● INSTRUCTIONS TO FOLLOW
Repeat the data word for word and skip the pictures.

======== RECORDS FOR PROCESSING

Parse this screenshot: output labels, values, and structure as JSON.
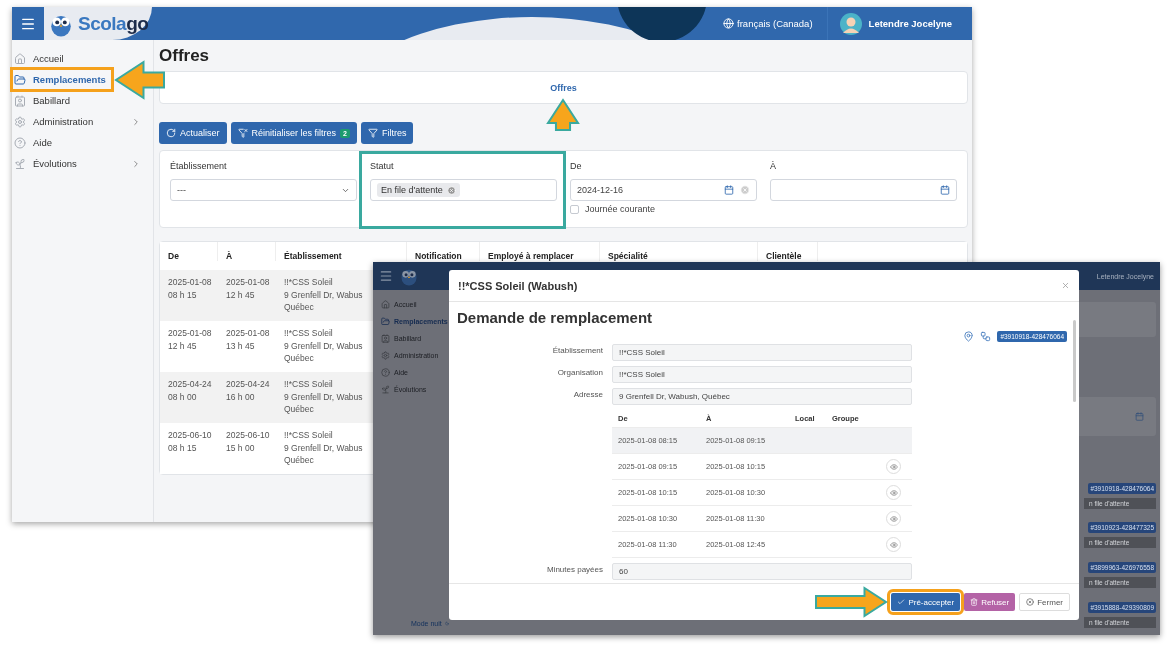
{
  "back_window": {
    "header": {
      "logo": "Scola**go**",
      "language": "français (Canada)",
      "user": "Letendre Jocelyne"
    },
    "sidebar": {
      "items": [
        {
          "label": "Accueil",
          "selected": false,
          "highlighted": false,
          "submenu": false
        },
        {
          "label": "Remplacements",
          "selected": true,
          "highlighted": true,
          "submenu": false
        },
        {
          "label": "Babillard",
          "selected": false,
          "highlighted": false,
          "submenu": false
        },
        {
          "label": "Administration",
          "selected": false,
          "highlighted": false,
          "submenu": true
        },
        {
          "label": "Aide",
          "selected": false,
          "highlighted": false,
          "submenu": false
        },
        {
          "label": "Évolutions",
          "selected": false,
          "highlighted": false,
          "submenu": true
        }
      ]
    },
    "page_title": "Offres",
    "breadcrumb": {
      "label": "Offres",
      "highlighted": true
    },
    "toolbar": [
      {
        "label": "Actualiser",
        "kind": "refresh"
      },
      {
        "label": "Réinitialiser les filtres",
        "kind": "reset",
        "badge": "2"
      },
      {
        "label": "Filtres",
        "kind": "filter"
      }
    ],
    "filters": [
      {
        "label": "Établissement",
        "kind": "select",
        "value": "---",
        "highlighted": false
      },
      {
        "label": "Statut",
        "kind": "tags",
        "tags": [
          "En file d'attente"
        ],
        "highlighted": true
      },
      {
        "label": "De",
        "kind": "date",
        "value": "2024-12-16",
        "clearable": true,
        "checkbox": {
          "label": "Journée courante",
          "checked": false
        },
        "highlighted": false
      },
      {
        "label": "À",
        "kind": "date",
        "highlighted": false
      }
    ],
    "table": {
      "columns": [
        "De",
        "À",
        "Établissement",
        "Notification",
        "Employé à remplacer",
        "Spécialité",
        "Clientèle"
      ],
      "rows": [
        {
          "cells": [
            [
              "2025-01-08",
              "08 h 15"
            ],
            [
              "2025-01-08",
              "12 h 45"
            ],
            [
              "!!*CSS Soleil",
              "9 Grenfell Dr, Wabus",
              "Québec"
            ]
          ]
        },
        {
          "cells": [
            [
              "2025-01-08",
              "12 h 45"
            ],
            [
              "2025-01-08",
              "13 h 45"
            ],
            [
              "!!*CSS Soleil",
              "9 Grenfell Dr, Wabus",
              "Québec"
            ]
          ]
        },
        {
          "cells": [
            [
              "2025-04-24",
              "08 h 00"
            ],
            [
              "2025-04-24",
              "16 h 00"
            ],
            [
              "!!*CSS Soleil",
              "9 Grenfell Dr, Wabus",
              "Québec"
            ]
          ]
        },
        {
          "cells": [
            [
              "2025-06-10",
              "08 h 15"
            ],
            [
              "2025-06-10",
              "15 h 00"
            ],
            [
              "!!*CSS Soleil",
              "9 Grenfell Dr, Wabus",
              "Québec"
            ]
          ]
        }
      ]
    }
  },
  "front_window": {
    "user": "Letendre Jocelyne",
    "sidebar": {
      "items": [
        {
          "label": "Accueil",
          "selected": false
        },
        {
          "label": "Remplacements",
          "selected": true
        },
        {
          "label": "Babillard",
          "selected": false
        },
        {
          "label": "Administration",
          "selected": false
        },
        {
          "label": "Aide",
          "selected": false
        },
        {
          "label": "Évolutions",
          "selected": false
        }
      ],
      "footer": "Mode nuit"
    },
    "rows": [
      {
        "id": "#3910918-428476064",
        "status": "n file d'attente"
      },
      {
        "id": "#3910923-428477325",
        "status": "n file d'attente"
      },
      {
        "id": "#3899963-426976558",
        "status": "n file d'attente"
      },
      {
        "id": "#3915888-429390809",
        "status": "n file d'attente"
      }
    ],
    "modal": {
      "title": "!!*CSS Soleil (Wabush)",
      "heading": "Demande de remplacement",
      "id_badge": "#3910918-428476064",
      "fields": [
        {
          "label": "Établissement",
          "value": "!!*CSS Soleil"
        },
        {
          "label": "Organisation",
          "value": "!!*CSS Soleil"
        },
        {
          "label": "Adresse",
          "value": "9 Grenfell Dr, Wabush, Québec"
        }
      ],
      "slots": {
        "columns": [
          "De",
          "À",
          "Local",
          "Groupe"
        ],
        "rows": [
          {
            "from": "2025-01-08 08:15",
            "to": "2025-01-08 09:15",
            "selected": true,
            "viewable": false
          },
          {
            "from": "2025-01-08 09:15",
            "to": "2025-01-08 10:15",
            "selected": false,
            "viewable": true
          },
          {
            "from": "2025-01-08 10:15",
            "to": "2025-01-08 10:30",
            "selected": false,
            "viewable": true
          },
          {
            "from": "2025-01-08 10:30",
            "to": "2025-01-08 11:30",
            "selected": false,
            "viewable": true
          },
          {
            "from": "2025-01-08 11:30",
            "to": "2025-01-08 12:45",
            "selected": false,
            "viewable": true
          }
        ]
      },
      "paid_minutes": {
        "label": "Minutes payées",
        "value": "60"
      },
      "buttons": [
        {
          "label": "Pré-accepter",
          "kind": "primary",
          "highlighted": true
        },
        {
          "label": "Refuser",
          "kind": "danger",
          "highlighted": false
        },
        {
          "label": "Fermer",
          "kind": "default",
          "highlighted": false
        }
      ]
    }
  }
}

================

● ANSWER SECTION
Parse this screenshot: output labels, values, and structure as JSON.
{
  "back_window": {
    "header": {
      "logo": "Scola**go**",
      "language": "français (Canada)",
      "user": "Letendre Jocelyne"
    },
    "sidebar": {
      "items": [
        {
          "label": "Accueil",
          "selected": false,
          "highlighted": false,
          "submenu": false
        },
        {
          "label": "Remplacements",
          "selected": true,
          "highlighted": true,
          "submenu": false
        },
        {
          "label": "Babillard",
          "selected": false,
          "highlighted": false,
          "submenu": false
        },
        {
          "label": "Administration",
          "selected": false,
          "highlighted": false,
          "submenu": true
        },
        {
          "label": "Aide",
          "selected": false,
          "highlighted": false,
          "submenu": false
        },
        {
          "label": "Évolutions",
          "selected": false,
          "highlighted": false,
          "submenu": true
        }
      ]
    },
    "page_title": "Offres",
    "breadcrumb": {
      "label": "Offres",
      "highlighted": true
    },
    "toolbar": [
      {
        "label": "Actualiser",
        "kind": "refresh"
      },
      {
        "label": "Réinitialiser les filtres",
        "kind": "reset",
        "badge": "2"
      },
      {
        "label": "Filtres",
        "kind": "filter"
      }
    ],
    "filters": [
      {
        "label": "Établissement",
        "kind": "select",
        "value": "---",
        "highlighted": false
      },
      {
        "label": "Statut",
        "kind": "tags",
        "tags": [
          "En file d'attente"
        ],
        "highlighted": true
      },
      {
        "label": "De",
        "kind": "date",
        "value": "2024-12-16",
        "clearable": true,
        "checkbox": {
          "label": "Journée courante",
          "checked": false
        },
        "highlighted": false
      },
      {
        "label": "À",
        "kind": "date",
        "highlighted": false
      }
    ],
    "table": {
      "columns": [
        "De",
        "À",
        "Établissement",
        "Notification",
        "Employé à remplacer",
        "Spécialité",
        "Clientèle"
      ],
      "rows": [
        {
          "cells": [
            [
              "2025-01-08",
              "08 h 15"
            ],
            [
              "2025-01-08",
              "12 h 45"
            ],
            [
              "!!*CSS Soleil",
              "9 Grenfell Dr, Wabus",
              "Québec"
            ]
          ]
        },
        {
          "cells": [
            [
              "2025-01-08",
              "12 h 45"
            ],
            [
              "2025-01-08",
              "13 h 45"
            ],
            [
              "!!*CSS Soleil",
              "9 Grenfell Dr, Wabus",
              "Québec"
            ]
          ]
        },
        {
          "cells": [
            [
              "2025-04-24",
              "08 h 00"
            ],
            [
              "2025-04-24",
              "16 h 00"
            ],
            [
              "!!*CSS Soleil",
              "9 Grenfell Dr, Wabus",
              "Québec"
            ]
          ]
        },
        {
          "cells": [
            [
              "2025-06-10",
              "08 h 15"
            ],
            [
              "2025-06-10",
              "15 h 00"
            ],
            [
              "!!*CSS Soleil",
              "9 Grenfell Dr, Wabus",
              "Québec"
            ]
          ]
        }
      ]
    }
  },
  "front_window": {
    "user": "Letendre Jocelyne",
    "sidebar": {
      "items": [
        {
          "label": "Accueil",
          "selected": false
        },
        {
          "label": "Remplacements",
          "selected": true
        },
        {
          "label": "Babillard",
          "selected": false
        },
        {
          "label": "Administration",
          "selected": false
        },
        {
          "label": "Aide",
          "selected": false
        },
        {
          "label": "Évolutions",
          "selected": false
        }
      ],
      "footer": "Mode nuit"
    },
    "rows": [
      {
        "id": "#3910918-428476064",
        "status": "n file d'attente"
      },
      {
        "id": "#3910923-428477325",
        "status": "n file d'attente"
      },
      {
        "id": "#3899963-426976558",
        "status": "n file d'attente"
      },
      {
        "id": "#3915888-429390809",
        "status": "n file d'attente"
      }
    ],
    "modal": {
      "title": "!!*CSS Soleil (Wabush)",
      "heading": "Demande de remplacement",
      "id_badge": "#3910918-428476064",
      "fields": [
        {
          "label": "Établissement",
          "value": "!!*CSS Soleil"
        },
        {
          "label": "Organisation",
          "value": "!!*CSS Soleil"
        },
        {
          "label": "Adresse",
          "value": "9 Grenfell Dr, Wabush, Québec"
        }
      ],
      "slots": {
        "columns": [
          "De",
          "À",
          "Local",
          "Groupe"
        ],
        "rows": [
          {
            "from": "2025-01-08 08:15",
            "to": "2025-01-08 09:15",
            "selected": true,
            "viewable": false
          },
          {
            "from": "2025-01-08 09:15",
            "to": "2025-01-08 10:15",
            "selected": false,
            "viewable": true
          },
          {
            "from": "2025-01-08 10:15",
            "to": "2025-01-08 10:30",
            "selected": false,
            "viewable": true
          },
          {
            "from": "2025-01-08 10:30",
            "to": "2025-01-08 11:30",
            "selected": false,
            "viewable": true
          },
          {
            "from": "2025-01-08 11:30",
            "to": "2025-01-08 12:45",
            "selected": false,
            "viewable": true
          }
        ]
      },
      "paid_minutes": {
        "label": "Minutes payées",
        "value": "60"
      },
      "buttons": [
        {
          "label": "Pré-accepter",
          "kind": "primary",
          "highlighted": true
        },
        {
          "label": "Refuser",
          "kind": "danger",
          "highlighted": false
        },
        {
          "label": "Fermer",
          "kind": "default",
          "highlighted": false
        }
      ]
    }
  }
}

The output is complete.